But Sen. Francis Escudero, the chair of the Senate committee on finance, said the customs officials would eventually have to face him at the budget hearings and he would ask them to name the government officials and lawmakers who made calls to ask for favors that have proven detrimental to the BOC’s work.
“The budget season is about to start. If there’s a senator who wants to call for an inquiry, I will participate,” Escudero said in an interview with dwIZ.
“But if I will come face to face with the officials of the Bureau of Customs, I guarantee … that I will ask questions and I will not allow them to make blanket accusations without specifying who did what and thus make all of us look guilty,” he said.
The committee on finance goes through the national expenditure program in the Senate and summons officials from the agencies to defend their allocations in the national budget.
“And there should be no executive hearing. He [Tañada] said it during a press conference, he should also be able to tell the public [who these politicians are] so that we will be able to identify them and so they can defend themselves,” Escudero said.
Ochoa cleared by Valte
Malacañang on Friday said Ochoa was not involved in the irregularities in the customs bureau and was interested to know the protectors of inefficient customs agents.
Deputy presidential spokesperson Abigail Valte said Ochoa confirmed recommending the appointment of lawyer Peter Manzano as deputy commissioner, but has never been involved in any customs transactions.

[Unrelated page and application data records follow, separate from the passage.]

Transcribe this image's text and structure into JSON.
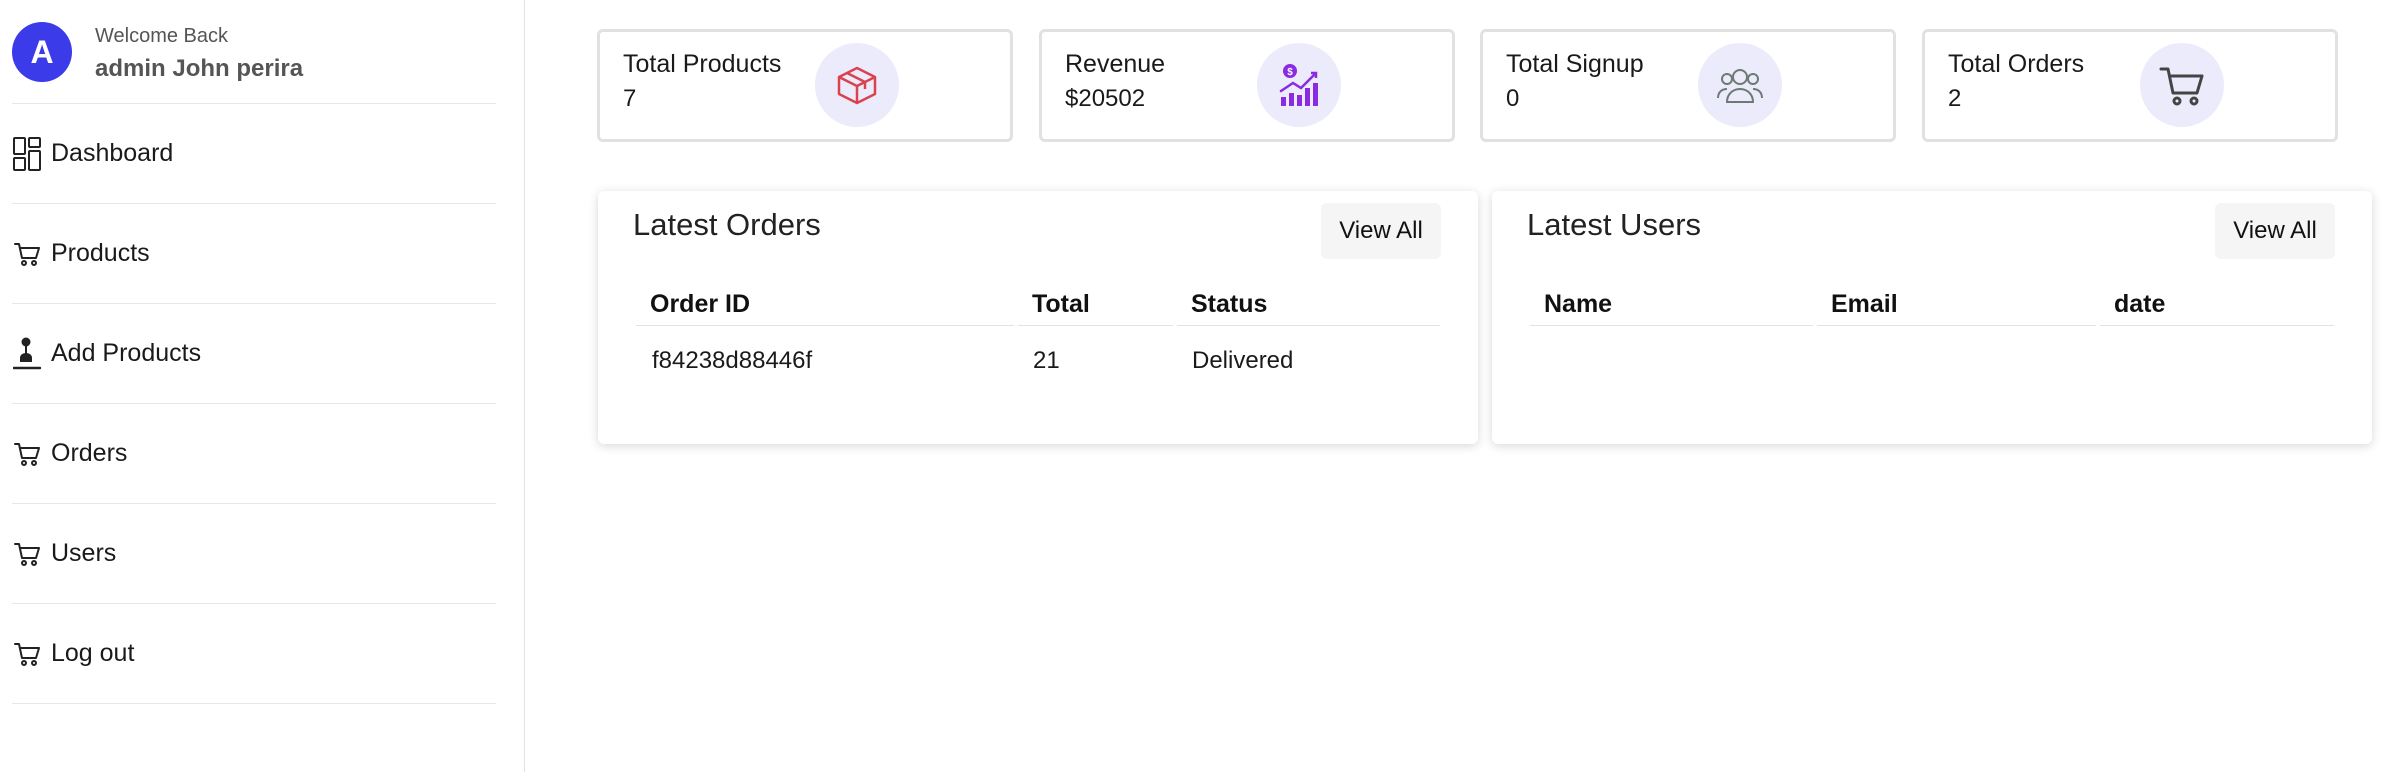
{
  "profile": {
    "avatar_letter": "A",
    "welcome": "Welcome Back",
    "name": "admin John perira"
  },
  "sidebar": {
    "items": [
      {
        "label": "Dashboard",
        "icon": "dashboard-grid-icon"
      },
      {
        "label": "Products",
        "icon": "cart-icon"
      },
      {
        "label": "Add Products",
        "icon": "joystick-icon"
      },
      {
        "label": "Orders",
        "icon": "cart-icon"
      },
      {
        "label": "Users",
        "icon": "cart-icon"
      },
      {
        "label": "Log out",
        "icon": "cart-icon"
      }
    ]
  },
  "stats": [
    {
      "label": "Total Products",
      "value": "7",
      "icon": "package-box-icon",
      "icon_color": "#d9434f"
    },
    {
      "label": "Revenue",
      "value": "$20502",
      "icon": "revenue-chart-icon",
      "icon_color": "#8a2be2"
    },
    {
      "label": "Total Signup",
      "value": "0",
      "icon": "users-group-icon",
      "icon_color": "#6b7b74"
    },
    {
      "label": "Total Orders",
      "value": "2",
      "icon": "shopping-cart-icon",
      "icon_color": "#444444"
    }
  ],
  "latest_orders": {
    "title": "Latest Orders",
    "view_all": "View All",
    "columns": [
      "Order ID",
      "Total",
      "Status"
    ],
    "rows": [
      [
        "f84238d88446f",
        "21",
        "Delivered"
      ]
    ]
  },
  "latest_users": {
    "title": "Latest Users",
    "view_all": "View All",
    "columns": [
      "Name",
      "Email",
      "date"
    ],
    "rows": []
  },
  "colors": {
    "accent": "#3b3bea",
    "icon_bg": "#ecebfc"
  }
}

Valte said there was “no truth” to reports that Ochoa was protecting inefficient customs officials so they would not be reshuffled.
“The ES has nothing to do with any transactions, illegal or otherwise, that have been mentioned in the course of these reports,” she said.
Valte said Ochoa himself was interested to know who the “protectors” were.
“He would also like to hear these names. There are many names being mentioned, senators are reportedly involved. As far as we’re concerned, we’re open to the disclosure of names and evidence,” she said. With reports from TJ Burgonio, Norman Bordadora and Christian Esguerra
First posted 2:07 pm | Friday, July 26th, 2013